Any pessimism sparked by last week's trio of warnings on profits from Intel, Motorola and Compaq Computer evaporated quickly. Maybe too quickly, said Mr Shilling. Investors, he said, underestimate the impact on US corporate profits from the economic slowdown in Asia, which is starting to flood the US with cheap imports, crimping overseas demand for US.goods.
One company whose earnings bear watching is Nike. On 24 February, the shoe company warned that third-quarter earnings would be well below expectations as retailers both in Asia and the US ordered fewer shoes.
"Corporate earnings growth will diminish sharply as the year goes on, reflecting pressure on [profit] margins," said Peter Anderson, chief investment officer at American Express Financial Advisers.
He suggests that investors cut their stock holdings and raise cash ahead of what he forecasts to be a 15 per cent to 20 per cent tumble in share prices this summer. The rout will be set off by rising interest rates and further pressure on corporate profits. He predicted that the yield on the benchmark 30-year bond will rise to about 7.35 per cent.
The short-term outlook on bonds is quite different. David Berry, bond manaager at Lincoln National, bought Treasuries last week before the government reported a jump in new jobs and robust retail sales. It proved a smart choice. Since 3 March, 30-year bonds offered a total return in 10 days of 2.8 per cent. Yields fell to 5.89 per cent from a 12-week high of 6.07 per cent.

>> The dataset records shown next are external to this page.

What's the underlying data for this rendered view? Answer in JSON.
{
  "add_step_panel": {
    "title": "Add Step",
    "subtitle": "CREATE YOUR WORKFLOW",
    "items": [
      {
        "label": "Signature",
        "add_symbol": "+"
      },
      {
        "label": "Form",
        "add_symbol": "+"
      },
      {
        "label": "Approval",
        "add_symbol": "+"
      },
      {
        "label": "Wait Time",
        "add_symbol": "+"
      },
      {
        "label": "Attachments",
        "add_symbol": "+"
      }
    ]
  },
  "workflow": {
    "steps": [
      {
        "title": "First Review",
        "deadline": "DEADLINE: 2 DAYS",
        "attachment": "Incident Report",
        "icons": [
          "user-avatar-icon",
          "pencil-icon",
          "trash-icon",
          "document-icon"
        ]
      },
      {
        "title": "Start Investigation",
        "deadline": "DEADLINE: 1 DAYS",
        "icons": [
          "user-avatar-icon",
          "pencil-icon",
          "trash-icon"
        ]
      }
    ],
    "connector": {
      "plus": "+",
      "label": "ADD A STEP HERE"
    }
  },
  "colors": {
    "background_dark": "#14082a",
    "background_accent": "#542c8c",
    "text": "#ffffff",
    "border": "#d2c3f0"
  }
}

Mr Berry is profiting from the conviction that inflation won't quicken soon, even if the economy keeps growing at a brisk pace. "Low inflation is going to win out," he said.Reuse content